Simply put, HIV infection is a disease of the immune system. It can also affect other parts of the body such as the brain or kidneys. Also, as the virus infects more immune cells they die and your body loses its ability to fight off other illnesses.
Share Your Story Many drugs have become available to fight both the HIV infection and its associated infections and cancers. More commonly, they are simply referred to as ART. Therapy is initiated and individualized under the supervision of a physician who is an expert in the care of HIV-infected patients.
A combination of at least three ART drugs is needed to suppress the virus from replicating and boost the immune system. The earliest class of ART, reverse transcriptase inhibitor drugs, inhibit the ability of the virus to make copies of itself.
The following are examples: Nucleoside or nucleotide reverse transcriptase inhibitors NRTIs: Protease inhibitors PIs interrupt virus replication at a later step in the HIV life cycle, preventing cells from producing new viruses. Currently, these include ritonavir Norvirdarunavir Prezistaand atazanavir Reyataz.
Cobicistat and ritonavir inhibit the breakdown of other drugs, so they are used as boosters to reduce the number of pills needed. Older PIs no longer commonly used due to pill burden and side effects include lopinavir and ritonavir combination Kaletrasaquinavir Inviraseindinavir sulphate Crixivanfosamprenavir Lexivatipranavir Aptivusand nelfinavir Viracept.
Fusion and entry inhibitors are agents that keep HIV from entering human cells.
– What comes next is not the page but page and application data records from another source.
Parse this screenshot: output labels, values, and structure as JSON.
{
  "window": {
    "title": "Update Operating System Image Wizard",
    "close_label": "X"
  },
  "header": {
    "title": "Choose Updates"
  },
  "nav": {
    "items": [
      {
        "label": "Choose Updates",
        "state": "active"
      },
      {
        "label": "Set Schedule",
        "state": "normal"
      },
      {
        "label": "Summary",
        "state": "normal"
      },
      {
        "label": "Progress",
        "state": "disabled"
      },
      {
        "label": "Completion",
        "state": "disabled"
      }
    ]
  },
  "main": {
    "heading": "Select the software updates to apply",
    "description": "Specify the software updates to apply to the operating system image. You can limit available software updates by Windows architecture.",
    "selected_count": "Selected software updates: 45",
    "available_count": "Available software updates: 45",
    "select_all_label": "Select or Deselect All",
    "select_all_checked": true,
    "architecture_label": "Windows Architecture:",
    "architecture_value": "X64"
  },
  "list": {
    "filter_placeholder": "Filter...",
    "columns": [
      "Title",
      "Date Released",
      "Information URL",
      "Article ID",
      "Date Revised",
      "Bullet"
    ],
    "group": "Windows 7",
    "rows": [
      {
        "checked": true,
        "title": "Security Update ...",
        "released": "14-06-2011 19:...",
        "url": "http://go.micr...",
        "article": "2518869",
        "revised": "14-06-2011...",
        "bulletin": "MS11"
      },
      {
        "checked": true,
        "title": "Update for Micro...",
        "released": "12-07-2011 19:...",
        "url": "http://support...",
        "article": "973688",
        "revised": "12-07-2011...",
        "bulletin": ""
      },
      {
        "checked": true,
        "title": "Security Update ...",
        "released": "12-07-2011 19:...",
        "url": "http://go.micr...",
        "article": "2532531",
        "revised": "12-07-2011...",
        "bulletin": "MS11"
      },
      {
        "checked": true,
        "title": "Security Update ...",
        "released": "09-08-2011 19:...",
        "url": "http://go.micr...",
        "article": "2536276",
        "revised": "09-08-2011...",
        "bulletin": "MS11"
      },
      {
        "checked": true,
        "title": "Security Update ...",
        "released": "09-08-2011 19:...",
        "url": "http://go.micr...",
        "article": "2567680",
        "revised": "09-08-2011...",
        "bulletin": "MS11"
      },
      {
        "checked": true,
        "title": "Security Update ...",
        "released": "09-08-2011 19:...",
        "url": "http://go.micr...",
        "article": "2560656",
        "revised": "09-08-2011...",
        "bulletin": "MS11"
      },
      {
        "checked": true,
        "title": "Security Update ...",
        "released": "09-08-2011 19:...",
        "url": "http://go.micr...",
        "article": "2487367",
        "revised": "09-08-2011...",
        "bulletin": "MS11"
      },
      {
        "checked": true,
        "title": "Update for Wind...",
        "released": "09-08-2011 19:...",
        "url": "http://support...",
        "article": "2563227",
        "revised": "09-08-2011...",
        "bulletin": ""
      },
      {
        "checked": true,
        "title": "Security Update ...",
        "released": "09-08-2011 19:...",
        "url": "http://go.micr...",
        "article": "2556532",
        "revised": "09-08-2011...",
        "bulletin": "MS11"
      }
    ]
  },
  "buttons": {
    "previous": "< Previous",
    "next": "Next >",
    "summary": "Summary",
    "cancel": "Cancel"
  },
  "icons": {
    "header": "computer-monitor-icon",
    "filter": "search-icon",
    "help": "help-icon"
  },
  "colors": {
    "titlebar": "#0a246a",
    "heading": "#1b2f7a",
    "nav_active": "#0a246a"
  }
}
Maraviroc Selzentry can be given by mouth and is used in combination with other ARTs. Raltegravir Isentress was the first drug in this class.
Dolutegravir Tivicay is also available in a once-daily combination pill with two NRTIs, abacavir and lamivudinecalled Triumeq. ART may have a variety of side effects depending on the type of drug.
An expert in infectious diseases and HIV treatment should be consulted if the patient needs concomitant treatment for opportunistic infections, hepatitis Bor hepatitis C.
Some medications used to treat these conditions will negatively interact with ART drugs. ART reduces the risk of transmitting the virus to the fetus, and the mother may be treated by both the OB and an infectious-disease subspecialist.
Therapy can also be given during childbirth, or perinatal period, in order to help prevent HIV infection in the newborn. There are certain drugs, however, that are harmful to the baby. Therefore, seeing a physician as early as possible before or during pregnancy to discuss ART medications is crucial.
It is important to talk to your doctor before trying alternative therapies as some can interfere with the effectiveness of or cause negative effects with HIV drugs.
This is often an infectious-disease subspecialist, but may be a health-care provider, such as an internal medicine or pediatric specialist, who has special certification in HIV treatment.
All people with HIV should be counseled about avoiding the spread of the disease. Infected individuals are also educated about the disease process, and attempts are made to improve the quality of their life. The only way to prevent infection by the virus is to avoid behaviors that put one at risk, such as sharing needles or having unprotected sex.
Unprotected sex means sex without a barrier such as a condom. Because condoms break, even they are not perfect protection.
There is no way to know with certainty whether a sexual partner is infected.
Here are some prevention strategies: Abstain from oral, vaginal, and anal sex.Understanding HIV Test Results Find out what HIV test results mean—and what to do after you get the results. Just Diagnosed: What's Next? Living with HIV If you are living with HIV, it's important to make choices that keep you healthy and protect others.
Understanding How HIV Is Identified and How to Avoid It. How Is It Diagnosed? Because early HIV infection often causes no symptoms, a doctor or other healthcare worker usually can diagnose it by testing a person's blood for the presence of antibodies (disease-fighting proteins) for HIV.
HIV antibodies generally do not reach levels in the . Get the facts on the symptoms and signs of HIV and AIDS, find out how the virus that causes HIV infection is transmitted, and read about diagnosis, treatment, statistics, how do you get, and prevention. Acute HIV infection, also known as "primary HIV infection," is the first stage of HIV.
During the acute period of infection, the level of virus in a person's blood is very high as their body is. Soon after your diagnosis, your provider will run other tests to determine your overall health, and the condition of your immune system. For descriptions of these tests, go to Understanding Laboratory Tests.
Learn about HIV and AIDS. The more you know about HIV and how to treat it, the less confused and anxious you will be about your diagnosis. HIV treatment is most successful when you actively take part in your medical care.
That means taking your HIV medications every time, at the right time, and in the right way; keeping your medical appointments; and communicating honestly with your health care provider.